They’re the Jimmy Buffett fans called Parrot Heads. They’re fans of chilled cocktails and Hawaiian shirts. You find them by the ocean and in landlocked states, getting lost in Buffett’s music. You find them in Canada, France, Australia, Mexico and Belize — just about anywhere. Including, of course, metro Atlanta.
“I have friends who traveled to Ireland and London to see Buffett,” Leslie Maske said. “It doesn’t matter if it’s the first time you’ve met other Parrot Heads, you all become friends.”
The main desire of this multicultural and multigenerational fan base is escapism. With so many people stressed and uncertain, there couldn’t be a better time to find your piece of paradise.
“After ‘Margaritaville’ exploded, everyone liked that idea of escapism,” said Maske. “Going to a tropical isle, having a margarita, having your toes in the sand, not worrying about anything.”
She added that surgeons routinely listen to the septuagenarian Buffett’s brand of soft rock to relax themselves during stressful operations.
Buffett’s music has also provided calm for Eliza Peake during an especially worrisome time in 2020.
“My family came in contact with someone who was COVID-positive,” she said. “I had Radio Margaritaville on the whole time. It helped me forget while we waited for our test results.” Fortunately, everyone in her family is okay.

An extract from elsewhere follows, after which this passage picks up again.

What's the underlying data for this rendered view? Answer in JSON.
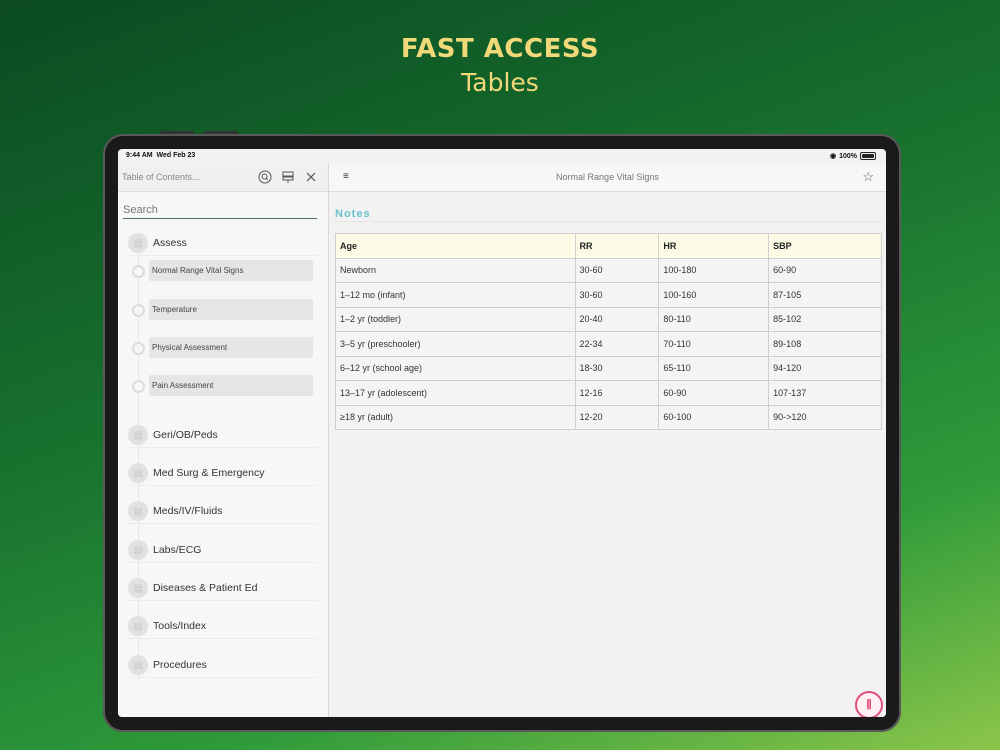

So, what does it take to join this colorful cocktailed club? Does it require indulging in a margarita from your Official Jimmy Buffett blender? Does it require wasting away on a Margaritaville Booze Cruise or at his branded restaurants, resorts and retirement communities?
“You just have to know more than ‘Margaritaville,’ ‘Fins,’ and ‘Cheeseburger in Paradise,” Maske said with a chuckle. “If you enjoy Buffett’s music, if you enjoy the lifestyle, then you can be a Parrot Head.”
Maske has true fan credentials. She met the musician twice and traveled from Atlanta to Orlando, where she was featured in his 1994 music video for “Fruitcakes.” Her devotion to Buffett goes beyond being hypnotized by the songs. Since 1990, she’s been a member of the Atlanta Parrot Head Club. Founded as a joke on April Fool’s Day 1989, the local club holds the distinction of being the original Buffett fan club.
She also calls her fellow Parrot Heads a second family.
“I’m still friends with all of those people I met back in 1990,” Maske said. “We’ve watched people get married, and have kids and have grandkids. We all stay in contact, even if we move. We love each other very much.”
Peake found her love for Buffett through her “party girl” aunt. Her best memories involve poolside barbeques and dancing to the singer’s tropical tunes. It was difficult for Peake to enjoy the laid-back music after her aunt’s death five years ago, but the good memories came back when she introduced her teenaged daughter to the Parrot Head lifestyle.
“It was the best experience,” she said about taking the teen to a Buffett concert. “My daughter was also close to my aunt. We had a really good time and it meant a lot to share the experience.”
Parrot Heads love the music, love each other and they love their communities. Clubs around the world are dedicated to philanthropic work, which is also important to Buffett. Fans are most passionate about fighting Alzheimer’s Disease, following the diagnosis and death of Buffett’s father. The musician also contributes in cities where he plays, including a donation to Atlanta’s efforts against spina bifida.
And, sometimes, Parrot Head fundraisers can be hilarious.
“We played an underwater Monopoly game for charity!” said Maske.
The pandemic has downsized the Atlanta Club’s gatherings to Zoom Meeting Happy Hours, but the group remains committed to cleaning the Chattahoochee River and a 2021 Parrot Head Cruise to fight breast cancer.
So, when will anxious Parrot Heads see their savior again? Buffett tells Rolling Stone, “I’m waiting for that day…whenever it is and wherever it is, it’s gonna be a hell of a show.” In the meantime, Parrot Heads are enjoying Buffett’s latest album, “Life on the Flip Side.”
In her closing argument for becoming a Parrot Head, Peake said, “We all have lives we’re trying to live and children we’re trying to raise and making it through without depression or anxiety or whatever we’re dealing with,” she said. “But when you listen to Buffett, it makes you remember fun.”